Leave the images out, and otherwise write out each entry exactly.

┌─ Given information

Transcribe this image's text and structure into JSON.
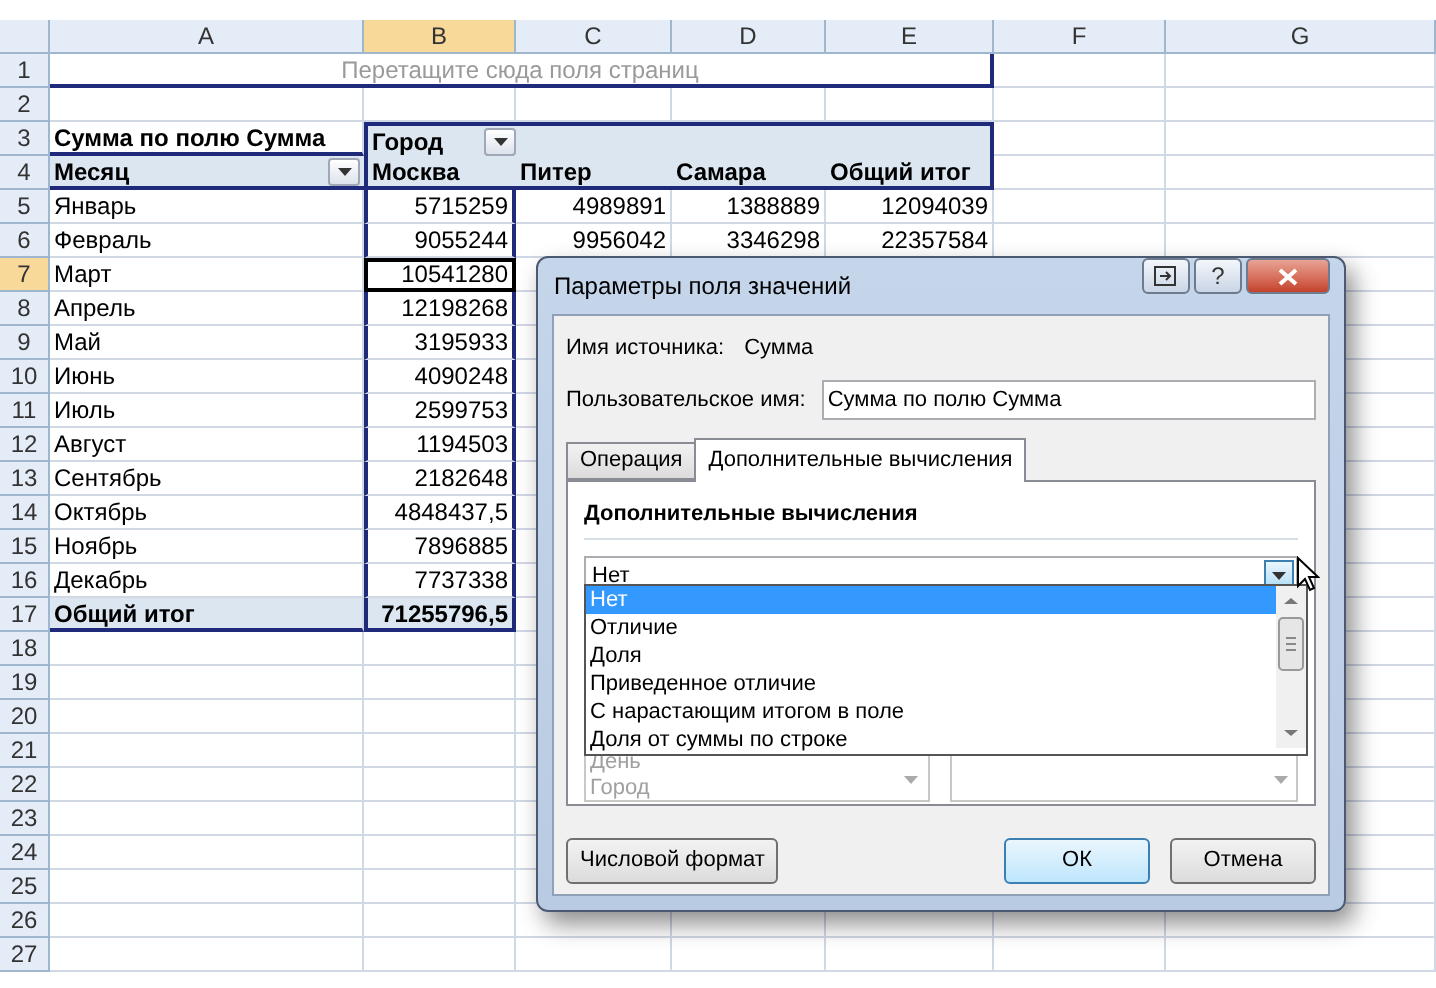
{
  "columns": [
    {
      "label": "A",
      "selected": false
    },
    {
      "label": "B",
      "selected": true
    },
    {
      "label": "C",
      "selected": false
    },
    {
      "label": "D",
      "selected": false
    },
    {
      "label": "E",
      "selected": false
    },
    {
      "label": "F",
      "selected": false
    },
    {
      "label": "G",
      "selected": false
    }
  ],
  "rows": [
    {
      "number": "1",
      "selected": false,
      "kind": "drop-zone",
      "text": "Перетащите сюда поля страниц"
    },
    {
      "number": "2",
      "selected": false,
      "kind": "blank"
    },
    {
      "number": "3",
      "selected": false,
      "kind": "pivot-header",
      "cells": [
        {
          "text": "Сумма по полю Сумма",
          "filter": false
        },
        {
          "text": "Город",
          "filter": true
        }
      ]
    },
    {
      "number": "4",
      "selected": false,
      "kind": "pivot-columns",
      "cells": [
        {
          "text": "Месяц",
          "filter": true
        },
        {
          "text": "Москва",
          "filter": false
        },
        {
          "text": "Питер",
          "filter": false
        },
        {
          "text": "Самара",
          "filter": false
        },
        {
          "text": "Общий итог",
          "filter": false
        }
      ]
    },
    {
      "number": "5",
      "selected": false,
      "kind": "data",
      "cells": [
        "Январь",
        "5715259",
        "4989891",
        "1388889",
        "12094039"
      ]
    },
    {
      "number": "6",
      "selected": false,
      "kind": "data",
      "cells": [
        "Февраль",
        "9055244",
        "9956042",
        "3346298",
        "22357584"
      ]
    },
    {
      "number": "7",
      "selected": true,
      "kind": "data",
      "cells": [
        "Март",
        "10541280"
      ]
    },
    {
      "number": "8",
      "selected": false,
      "kind": "data",
      "cells": [
        "Апрель",
        "12198268"
      ]
    },
    {
      "number": "9",
      "selected": false,
      "kind": "data",
      "cells": [
        "Май",
        "3195933"
      ]
    },
    {
      "number": "10",
      "selected": false,
      "kind": "data",
      "cells": [
        "Июнь",
        "4090248"
      ]
    },
    {
      "number": "11",
      "selected": false,
      "kind": "data",
      "cells": [
        "Июль",
        "2599753"
      ]
    },
    {
      "number": "12",
      "selected": false,
      "kind": "data",
      "cells": [
        "Август",
        "1194503"
      ]
    },
    {
      "number": "13",
      "selected": false,
      "kind": "data",
      "cells": [
        "Сентябрь",
        "2182648"
      ]
    },
    {
      "number": "14",
      "selected": false,
      "kind": "data",
      "cells": [
        "Октябрь",
        "4848437,5"
      ]
    },
    {
      "number": "15",
      "selected": false,
      "kind": "data",
      "cells": [
        "Ноябрь",
        "7896885"
      ]
    },
    {
      "number": "16",
      "selected": false,
      "kind": "data",
      "cells": [
        "Декабрь",
        "7737338"
      ]
    },
    {
      "number": "17",
      "selected": false,
      "kind": "total",
      "cells": [
        "Общий итог",
        "71255796,5"
      ]
    },
    {
      "number": "18",
      "selected": false,
      "kind": "blank"
    },
    {
      "number": "19",
      "selected": false,
      "kind": "blank"
    },
    {
      "number": "20",
      "selected": false,
      "kind": "blank"
    },
    {
      "number": "21",
      "selected": false,
      "kind": "blank"
    },
    {
      "number": "22",
      "selected": false,
      "kind": "blank"
    },
    {
      "number": "23",
      "selected": false,
      "kind": "blank"
    },
    {
      "number": "24",
      "selected": false,
      "kind": "blank"
    },
    {
      "number": "25",
      "selected": false,
      "kind": "blank"
    },
    {
      "number": "26",
      "selected": false,
      "kind": "blank"
    },
    {
      "number": "27",
      "selected": false,
      "kind": "blank"
    }
  ],
  "dialog": {
    "title": "Параметры поля значений",
    "title_buttons": [
      {
        "kind": "restore"
      },
      {
        "kind": "help",
        "label": "?"
      },
      {
        "kind": "close"
      }
    ],
    "source_label": "Имя источника:",
    "source_value": "Сумма",
    "custom_name_label": "Пользовательское имя:",
    "custom_name_value": "Сумма по полю Сумма",
    "tabs": [
      {
        "label": "Операция",
        "selected": false
      },
      {
        "label": "Дополнительные вычисления",
        "selected": true
      }
    ],
    "calculation": {
      "heading": "Дополнительные вычисления",
      "value": "Нет",
      "open": true,
      "options": [
        {
          "label": "Нет",
          "selected": true
        },
        {
          "label": "Отличие",
          "selected": false
        },
        {
          "label": "Доля",
          "selected": false
        },
        {
          "label": "Приведенное отличие",
          "selected": false
        },
        {
          "label": "С нарастающим итогом в поле",
          "selected": false
        },
        {
          "label": "Доля от суммы по строке",
          "selected": false
        }
      ]
    },
    "base_field": {
      "disabled": true,
      "items": [
        "День",
        "Город"
      ]
    },
    "base_item": {
      "disabled": true
    },
    "buttons": [
      {
        "label": "Числовой формат",
        "default": false
      },
      {
        "label": "ОК",
        "default": true
      },
      {
        "label": "Отмена",
        "default": false
      }
    ]
  }
}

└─

Output below:
Transcribe this image's text and structure into JSON.
{
  "columns": [
    {
      "label": "A",
      "selected": false
    },
    {
      "label": "B",
      "selected": true
    },
    {
      "label": "C",
      "selected": false
    },
    {
      "label": "D",
      "selected": false
    },
    {
      "label": "E",
      "selected": false
    },
    {
      "label": "F",
      "selected": false
    },
    {
      "label": "G",
      "selected": false
    }
  ],
  "rows": [
    {
      "number": "1",
      "selected": false,
      "kind": "drop-zone",
      "text": "Перетащите сюда поля страниц"
    },
    {
      "number": "2",
      "selected": false,
      "kind": "blank"
    },
    {
      "number": "3",
      "selected": false,
      "kind": "pivot-header",
      "cells": [
        {
          "text": "Сумма по полю Сумма",
          "filter": false
        },
        {
          "text": "Город",
          "filter": true
        }
      ]
    },
    {
      "number": "4",
      "selected": false,
      "kind": "pivot-columns",
      "cells": [
        {
          "text": "Месяц",
          "filter": true
        },
        {
          "text": "Москва",
          "filter": false
        },
        {
          "text": "Питер",
          "filter": false
        },
        {
          "text": "Самара",
          "filter": false
        },
        {
          "text": "Общий итог",
          "filter": false
        }
      ]
    },
    {
      "number": "5",
      "selected": false,
      "kind": "data",
      "cells": [
        "Январь",
        "5715259",
        "4989891",
        "1388889",
        "12094039"
      ]
    },
    {
      "number": "6",
      "selected": false,
      "kind": "data",
      "cells": [
        "Февраль",
        "9055244",
        "9956042",
        "3346298",
        "22357584"
      ]
    },
    {
      "number": "7",
      "selected": true,
      "kind": "data",
      "cells": [
        "Март",
        "10541280"
      ]
    },
    {
      "number": "8",
      "selected": false,
      "kind": "data",
      "cells": [
        "Апрель",
        "12198268"
      ]
    },
    {
      "number": "9",
      "selected": false,
      "kind": "data",
      "cells": [
        "Май",
        "3195933"
      ]
    },
    {
      "number": "10",
      "selected": false,
      "kind": "data",
      "cells": [
        "Июнь",
        "4090248"
      ]
    },
    {
      "number": "11",
      "selected": false,
      "kind": "data",
      "cells": [
        "Июль",
        "2599753"
      ]
    },
    {
      "number": "12",
      "selected": false,
      "kind": "data",
      "cells": [
        "Август",
        "1194503"
      ]
    },
    {
      "number": "13",
      "selected": false,
      "kind": "data",
      "cells": [
        "Сентябрь",
        "2182648"
      ]
    },
    {
      "number": "14",
      "selected": false,
      "kind": "data",
      "cells": [
        "Октябрь",
        "4848437,5"
      ]
    },
    {
      "number": "15",
      "selected": false,
      "kind": "data",
      "cells": [
        "Ноябрь",
        "7896885"
      ]
    },
    {
      "number": "16",
      "selected": false,
      "kind": "data",
      "cells": [
        "Декабрь",
        "7737338"
      ]
    },
    {
      "number": "17",
      "selected": false,
      "kind": "total",
      "cells": [
        "Общий итог",
        "71255796,5"
      ]
    },
    {
      "number": "18",
      "selected": false,
      "kind": "blank"
    },
    {
      "number": "19",
      "selected": false,
      "kind": "blank"
    },
    {
      "number": "20",
      "selected": false,
      "kind": "blank"
    },
    {
      "number": "21",
      "selected": false,
      "kind": "blank"
    },
    {
      "number": "22",
      "selected": false,
      "kind": "blank"
    },
    {
      "number": "23",
      "selected": false,
      "kind": "blank"
    },
    {
      "number": "24",
      "selected": false,
      "kind": "blank"
    },
    {
      "number": "25",
      "selected": false,
      "kind": "blank"
    },
    {
      "number": "26",
      "selected": false,
      "kind": "blank"
    },
    {
      "number": "27",
      "selected": false,
      "kind": "blank"
    }
  ],
  "dialog": {
    "title": "Параметры поля значений",
    "title_buttons": [
      {
        "kind": "restore"
      },
      {
        "kind": "help",
        "label": "?"
      },
      {
        "kind": "close"
      }
    ],
    "source_label": "Имя источника:",
    "source_value": "Сумма",
    "custom_name_label": "Пользовательское имя:",
    "custom_name_value": "Сумма по полю Сумма",
    "tabs": [
      {
        "label": "Операция",
        "selected": false
      },
      {
        "label": "Дополнительные вычисления",
        "selected": true
      }
    ],
    "calculation": {
      "heading": "Дополнительные вычисления",
      "value": "Нет",
      "open": true,
      "options": [
        {
          "label": "Нет",
          "selected": true
        },
        {
          "label": "Отличие",
          "selected": false
        },
        {
          "label": "Доля",
          "selected": false
        },
        {
          "label": "Приведенное отличие",
          "selected": false
        },
        {
          "label": "С нарастающим итогом в поле",
          "selected": false
        },
        {
          "label": "Доля от суммы по строке",
          "selected": false
        }
      ]
    },
    "base_field": {
      "disabled": true,
      "items": [
        "День",
        "Город"
      ]
    },
    "base_item": {
      "disabled": true
    },
    "buttons": [
      {
        "label": "Числовой формат",
        "default": false
      },
      {
        "label": "ОК",
        "default": true
      },
      {
        "label": "Отмена",
        "default": false
      }
    ]
  }
}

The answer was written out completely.